Part of the residue of consistent success in baseball is that a successful, sustainable team generally only has to concern itself each spring with a handful of unresolved roster battles and positions in dire need of upgrade. If you're good, you really don't have that much to worry about relative to the cellar-dwelling types who have glaring material weaknesses at 3-4 different positions, and the kind of rotation uncertainty that would make the early-aughts Rangers beam with pride.
And if you're fortunate enough to be good in the way that the Rangers are good, you get to spend the better part of March obsessing over details like the division of playing time in center field and the first lefty out of the bullpen, and then find later that doing so verged on pointlessness, because virtually everything in this game is fluid. Teams make important decisions during the lead-up to the beginning of the season, and then they exercise their rightful perogatives to change their minds. Players and coaches issue serious proclamations with respect to a specific playing-time arrangement or somebody outright claiming a starting job, and then erase them from memory whenever exigent circumstances dictate they should do so. Anything can revert to square one at any time.

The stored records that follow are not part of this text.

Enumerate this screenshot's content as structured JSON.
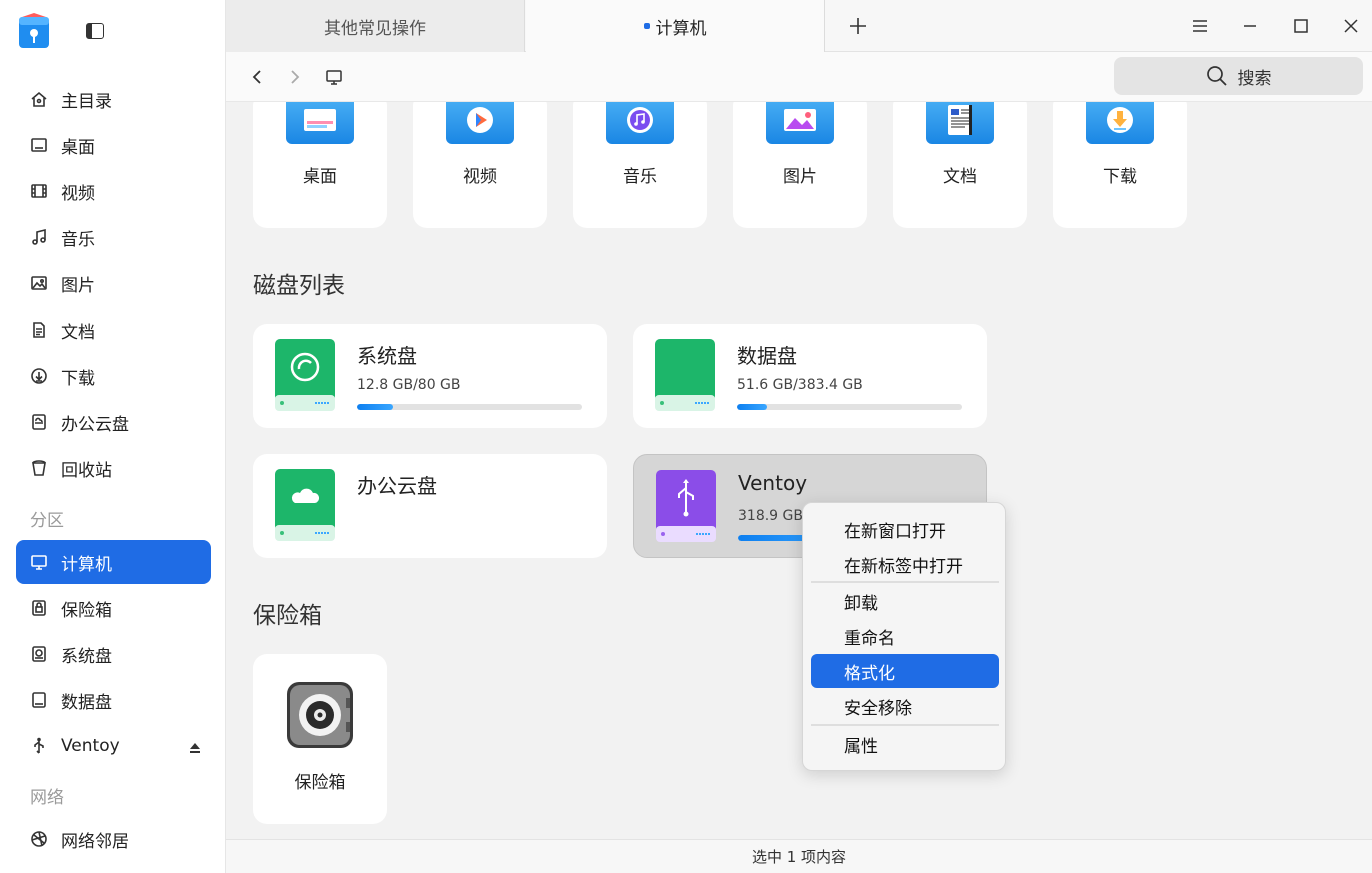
{
  "tabs": [
    {
      "label": "其他常见操作",
      "active": false
    },
    {
      "label": "计算机",
      "active": true
    }
  ],
  "titlebar": {
    "add_tab_icon": "plus-icon",
    "menu_icon": "hamburger-icon",
    "minimize_icon": "minimize-icon",
    "maximize_icon": "maximize-icon",
    "close_icon": "close-icon"
  },
  "toolbar": {
    "back_icon": "chevron-left-icon",
    "forward_icon": "chevron-right-icon",
    "location_icon": "computer-icon",
    "search_label": "搜索"
  },
  "sidebar": {
    "items": [
      {
        "label": "主目录",
        "icon": "home-icon"
      },
      {
        "label": "桌面",
        "icon": "desktop-icon"
      },
      {
        "label": "视频",
        "icon": "film-icon"
      },
      {
        "label": "音乐",
        "icon": "music-icon"
      },
      {
        "label": "图片",
        "icon": "image-icon"
      },
      {
        "label": "文档",
        "icon": "document-icon"
      },
      {
        "label": "下载",
        "icon": "download-icon"
      },
      {
        "label": "办公云盘",
        "icon": "cloud-disk-icon"
      },
      {
        "label": "回收站",
        "icon": "trash-icon"
      }
    ],
    "group_partition": "分区",
    "partitions": [
      {
        "label": "计算机",
        "icon": "computer-icon",
        "active": true
      },
      {
        "label": "保险箱",
        "icon": "lock-icon"
      },
      {
        "label": "系统盘",
        "icon": "system-disk-icon"
      },
      {
        "label": "数据盘",
        "icon": "disk-icon"
      },
      {
        "label": "Ventoy",
        "icon": "usb-icon",
        "eject_icon": "eject-icon"
      }
    ],
    "group_network": "网络",
    "network": [
      {
        "label": "网络邻居",
        "icon": "network-icon"
      }
    ]
  },
  "libraries": [
    {
      "label": "桌面",
      "icon": "desktop-folder-icon"
    },
    {
      "label": "视频",
      "icon": "video-folder-icon"
    },
    {
      "label": "音乐",
      "icon": "music-folder-icon"
    },
    {
      "label": "图片",
      "icon": "picture-folder-icon"
    },
    {
      "label": "文档",
      "icon": "document-folder-icon"
    },
    {
      "label": "下载",
      "icon": "download-folder-icon"
    }
  ],
  "disk_section_title": "磁盘列表",
  "disks": [
    {
      "name": "系统盘",
      "usage": "12.8 GB/80 GB",
      "fraction": 0.16,
      "color": "#1db66a",
      "icon": "system-disk-icon"
    },
    {
      "name": "数据盘",
      "usage": "51.6 GB/383.4 GB",
      "fraction": 0.135,
      "color": "#1db66a",
      "icon": "data-disk-icon"
    },
    {
      "name": "办公云盘",
      "usage": "",
      "fraction": null,
      "color": "#1db66a",
      "icon": "cloud-disk-icon"
    },
    {
      "name": "Ventoy",
      "usage": "318.9 GB/",
      "fraction": 0.5,
      "color": "#8b4de8",
      "icon": "usb-disk-icon",
      "selected": true
    }
  ],
  "vault_section_title": "保险箱",
  "vault": {
    "label": "保险箱",
    "icon": "vault-icon"
  },
  "status": "选中 1 项内容",
  "context_menu": [
    {
      "label": "在新窗口打开"
    },
    {
      "label": "在新标签中打开"
    },
    {
      "label": "卸载"
    },
    {
      "label": "重命名"
    },
    {
      "label": "格式化",
      "highlighted": true
    },
    {
      "label": "安全移除"
    },
    {
      "label": "属性"
    }
  ]
}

The reason why I'm launching into this vaguely incoherent monologue is because of a couple of different things Ron Washington apparently said yesterday about Josh Hamilton, who's now carrying around a leaner 230-pound frame and, per Randy Galloway's associated column, seems to be fulfilling all of the requirements necessary to attain the best-shape-of-his-life label. As delightful as that all sounds, and as stoked as some people likely are at Washington's prediction of a forthcoming "monster year" from Hamilton (and his borderline unbelievable suggestion that Hamilton's actually faster now than at any previous point in his Rangers career), here's what really caught my attention:
1) Washington, speaking in response to Hamilton's enhanced physical condition: "I'd say [Hamilton's] also in this kind of condition, a peak condition, because he wants to deliver a message to me about playing center field every day, and winning a Gold Glove out there. Josh is our best center fielder, obviously. He'd win the Gold Glove, too. Nobody is better than Josh in center."
2) Hamilton wants to play in center field on an everyday basis, and though that almost certainly isn't going to happen, Washington "conceded" that his plan was to start David Murphy in left field and Hamilton in center field versus right-handed pitchers, with Hamilton only moving to left field if Washington believes Craig Gentry is prepared to play center field on a platoon basis and/or one of Julio Borbon or Leonys Martin step up to the plate with a huge spring.
The first problem? From a scouting perspective, there's an exceptionally strong case to be made that Craig Gentry -- blessed as he is with raw speed/acceleration approaching 70-grade territory, a strong, accurate arm, and the advanced defensive instincts and route-taking abilities required to tie the entire package together -- is the best defensive center fielder in the entire organization, and not Hamilton. The defensive metrics, riddled with sample size issues at they might be (in Gentry's case, at least), concur with the Gentry-over-Hamilton assessment. At the very least, I don't think it's so "obvious" that Hamilton is far and away the best defensive center fielder currently occupying 40-man roster space.
The second problem? In 2009, the Rangers logged 106 games where they started against a right-handed pitcher. In 2010, it was 111 games. Last season, it was 115 games. If Washington were to strictly adhere to his tentative usage plan for Hamilton (and do bear in mind that I have no expectation that this will actually happen), we'd be talking about 100-plus starts in center field -- and, yes, a significantly greater amount of running, given the sheer quantity of outfield ground a center fielder is responsible for covering -- for a player with an extended history of lower-half/abdominal injuries and one especially catastrophic late-2011 injury situation where several different muscles in the adductor group in his inner left thigh were almost completely detached.
The third problem? In response to the "nobody is better than Josh in center field" assertion, each member of the Franklin Gutierrez/Austin Jackson/Michael Bourn set just shed a single tear, and can't quite figure out why.
You know, it's just not in me to fight the Hamilton injury risk in left vs. center field battle this morning. If you've been attuned to the Rangers blogosphere for any period of time, you've probably made your own determination as to whether playing him in center field on a regular basis is so much more dangerous than letting him ride it out in left field, and your particular belief is probably well ingrained by this point. I, for one, had somewhat come around on the notion that utilizing him regularly in center field could maximize his short-term value while shifting most of the risk towards the long-term (when Texas presumably won't be paying him), but then he broke down at the worst imaginable time last fall and, well ... well, I couldn't tell you anymore. The organization itself appears divided on the issue, so we're certainly well within our right in grappling with conflicting feelings ourselves.
What I can tell you with some amount of confidence is this: If you love and cherish run prevention, the disparity between Hamilton/Gentry and Murphy/Hamilton is absolutely going to drive you up the wall. And given that Washington was barking just a few short weeks ago about how his preference was to keep Hamilton somewhat protected in left field, perhaps this entire post is a rambling overreaction to misleading or incorrect information that does not reflect the coaching staff's true intent in handling Hamilton.
If that's the case, it certainly won't be the first time it has happened. Nor, for that matter, the last.